• **About this task**:
The word "beheren" may appear in some lines of the data; copy every such line.

___ Records provided ___

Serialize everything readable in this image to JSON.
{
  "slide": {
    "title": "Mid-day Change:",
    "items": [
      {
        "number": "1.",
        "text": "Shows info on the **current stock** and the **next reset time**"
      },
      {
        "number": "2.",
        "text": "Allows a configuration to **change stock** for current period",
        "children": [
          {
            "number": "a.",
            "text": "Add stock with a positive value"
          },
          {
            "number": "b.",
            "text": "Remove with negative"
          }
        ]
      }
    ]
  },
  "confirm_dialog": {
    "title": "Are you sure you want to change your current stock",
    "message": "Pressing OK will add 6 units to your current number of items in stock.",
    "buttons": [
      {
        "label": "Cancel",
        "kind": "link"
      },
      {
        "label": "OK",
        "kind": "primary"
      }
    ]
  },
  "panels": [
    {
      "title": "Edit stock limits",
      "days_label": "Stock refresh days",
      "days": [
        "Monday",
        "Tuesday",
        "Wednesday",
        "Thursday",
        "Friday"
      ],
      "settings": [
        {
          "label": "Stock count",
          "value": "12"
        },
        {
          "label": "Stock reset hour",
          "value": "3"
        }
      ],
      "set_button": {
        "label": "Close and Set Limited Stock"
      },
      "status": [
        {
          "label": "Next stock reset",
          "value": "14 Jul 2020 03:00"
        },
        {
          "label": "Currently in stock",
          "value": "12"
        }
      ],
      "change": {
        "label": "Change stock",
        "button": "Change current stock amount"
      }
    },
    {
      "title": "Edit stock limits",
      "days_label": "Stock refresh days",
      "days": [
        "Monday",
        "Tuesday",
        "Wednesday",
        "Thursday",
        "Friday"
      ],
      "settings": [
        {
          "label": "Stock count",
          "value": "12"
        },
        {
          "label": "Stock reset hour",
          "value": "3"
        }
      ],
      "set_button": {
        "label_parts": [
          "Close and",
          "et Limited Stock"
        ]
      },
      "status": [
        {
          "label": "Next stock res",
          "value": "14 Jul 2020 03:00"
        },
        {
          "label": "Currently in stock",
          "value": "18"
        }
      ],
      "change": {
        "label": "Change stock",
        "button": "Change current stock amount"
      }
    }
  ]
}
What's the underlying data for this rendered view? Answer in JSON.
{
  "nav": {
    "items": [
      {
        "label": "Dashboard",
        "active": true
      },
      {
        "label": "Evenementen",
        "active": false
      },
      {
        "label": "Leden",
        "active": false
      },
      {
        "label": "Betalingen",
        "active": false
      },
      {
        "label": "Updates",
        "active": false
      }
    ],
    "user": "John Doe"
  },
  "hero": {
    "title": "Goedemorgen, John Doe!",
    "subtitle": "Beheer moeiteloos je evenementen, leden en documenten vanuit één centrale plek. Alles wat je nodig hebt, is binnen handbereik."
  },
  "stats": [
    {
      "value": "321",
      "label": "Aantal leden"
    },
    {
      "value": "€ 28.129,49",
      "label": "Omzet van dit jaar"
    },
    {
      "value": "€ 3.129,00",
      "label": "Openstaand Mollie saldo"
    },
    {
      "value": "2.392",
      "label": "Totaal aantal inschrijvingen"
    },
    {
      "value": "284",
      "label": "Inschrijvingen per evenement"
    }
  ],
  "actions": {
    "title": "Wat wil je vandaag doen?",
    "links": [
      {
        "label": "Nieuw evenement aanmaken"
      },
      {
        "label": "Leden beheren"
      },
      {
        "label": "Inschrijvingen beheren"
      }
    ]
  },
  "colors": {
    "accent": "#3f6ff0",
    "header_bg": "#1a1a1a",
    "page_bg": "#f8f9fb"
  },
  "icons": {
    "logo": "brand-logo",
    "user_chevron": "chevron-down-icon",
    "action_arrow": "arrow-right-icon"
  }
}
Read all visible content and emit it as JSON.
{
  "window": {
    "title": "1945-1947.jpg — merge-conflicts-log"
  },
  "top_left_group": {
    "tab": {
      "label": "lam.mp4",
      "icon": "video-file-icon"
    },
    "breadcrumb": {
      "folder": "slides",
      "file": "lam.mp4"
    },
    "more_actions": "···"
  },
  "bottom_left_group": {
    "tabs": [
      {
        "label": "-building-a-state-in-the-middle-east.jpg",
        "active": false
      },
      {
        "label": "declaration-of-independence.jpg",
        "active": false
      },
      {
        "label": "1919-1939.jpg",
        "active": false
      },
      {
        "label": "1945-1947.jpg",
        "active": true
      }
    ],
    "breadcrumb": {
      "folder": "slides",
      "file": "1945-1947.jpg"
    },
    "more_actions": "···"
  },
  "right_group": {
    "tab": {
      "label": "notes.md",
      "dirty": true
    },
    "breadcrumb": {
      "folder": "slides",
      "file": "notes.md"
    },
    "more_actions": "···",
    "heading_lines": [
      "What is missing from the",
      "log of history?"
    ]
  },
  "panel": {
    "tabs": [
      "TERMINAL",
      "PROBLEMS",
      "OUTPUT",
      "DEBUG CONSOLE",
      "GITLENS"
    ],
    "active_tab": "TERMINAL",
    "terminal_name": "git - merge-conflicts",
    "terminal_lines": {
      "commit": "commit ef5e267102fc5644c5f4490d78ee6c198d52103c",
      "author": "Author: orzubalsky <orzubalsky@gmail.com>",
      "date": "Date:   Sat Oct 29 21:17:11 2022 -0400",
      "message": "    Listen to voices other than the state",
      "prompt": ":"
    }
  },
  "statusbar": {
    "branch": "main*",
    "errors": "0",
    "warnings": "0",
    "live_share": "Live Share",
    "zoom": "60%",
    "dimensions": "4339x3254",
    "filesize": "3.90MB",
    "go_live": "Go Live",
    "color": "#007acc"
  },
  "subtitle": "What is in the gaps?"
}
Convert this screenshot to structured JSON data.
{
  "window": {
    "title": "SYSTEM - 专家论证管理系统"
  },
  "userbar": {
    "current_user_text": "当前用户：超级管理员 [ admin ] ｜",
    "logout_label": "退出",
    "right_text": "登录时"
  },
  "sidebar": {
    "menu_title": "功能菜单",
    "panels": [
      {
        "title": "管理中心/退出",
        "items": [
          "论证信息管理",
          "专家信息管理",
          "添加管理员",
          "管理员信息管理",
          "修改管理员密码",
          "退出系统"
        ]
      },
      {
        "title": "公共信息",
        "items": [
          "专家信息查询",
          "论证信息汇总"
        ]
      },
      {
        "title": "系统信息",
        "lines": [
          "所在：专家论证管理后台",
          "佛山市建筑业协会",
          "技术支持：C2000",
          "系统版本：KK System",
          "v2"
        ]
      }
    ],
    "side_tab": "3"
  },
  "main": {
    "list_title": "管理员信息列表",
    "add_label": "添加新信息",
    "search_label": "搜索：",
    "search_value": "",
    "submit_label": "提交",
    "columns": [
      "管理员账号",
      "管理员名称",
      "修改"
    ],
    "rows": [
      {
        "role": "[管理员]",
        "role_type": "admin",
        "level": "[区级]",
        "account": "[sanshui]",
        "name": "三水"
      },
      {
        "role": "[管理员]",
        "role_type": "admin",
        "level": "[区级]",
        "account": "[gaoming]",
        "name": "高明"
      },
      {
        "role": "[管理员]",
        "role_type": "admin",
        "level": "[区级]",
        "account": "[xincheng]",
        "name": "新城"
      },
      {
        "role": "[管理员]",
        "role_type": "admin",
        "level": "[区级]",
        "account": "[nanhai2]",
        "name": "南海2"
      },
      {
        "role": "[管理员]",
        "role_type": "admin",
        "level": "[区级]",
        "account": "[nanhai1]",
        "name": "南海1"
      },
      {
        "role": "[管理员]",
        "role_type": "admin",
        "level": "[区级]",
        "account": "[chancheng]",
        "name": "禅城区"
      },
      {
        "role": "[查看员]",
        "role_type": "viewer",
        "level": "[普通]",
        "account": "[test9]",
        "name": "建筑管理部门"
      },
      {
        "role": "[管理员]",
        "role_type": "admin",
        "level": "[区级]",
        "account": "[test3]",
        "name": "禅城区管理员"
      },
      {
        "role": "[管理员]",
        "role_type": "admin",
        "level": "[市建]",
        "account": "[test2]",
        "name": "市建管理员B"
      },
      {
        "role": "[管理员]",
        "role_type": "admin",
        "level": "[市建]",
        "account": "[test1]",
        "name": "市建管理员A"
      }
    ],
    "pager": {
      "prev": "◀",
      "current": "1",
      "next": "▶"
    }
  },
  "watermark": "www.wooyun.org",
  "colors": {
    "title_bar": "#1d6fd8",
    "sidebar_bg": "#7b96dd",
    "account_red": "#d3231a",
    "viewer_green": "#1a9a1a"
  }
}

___

• **Task result**:
        "label": "Leden beheren"
        "label": "Inschrijvingen beheren"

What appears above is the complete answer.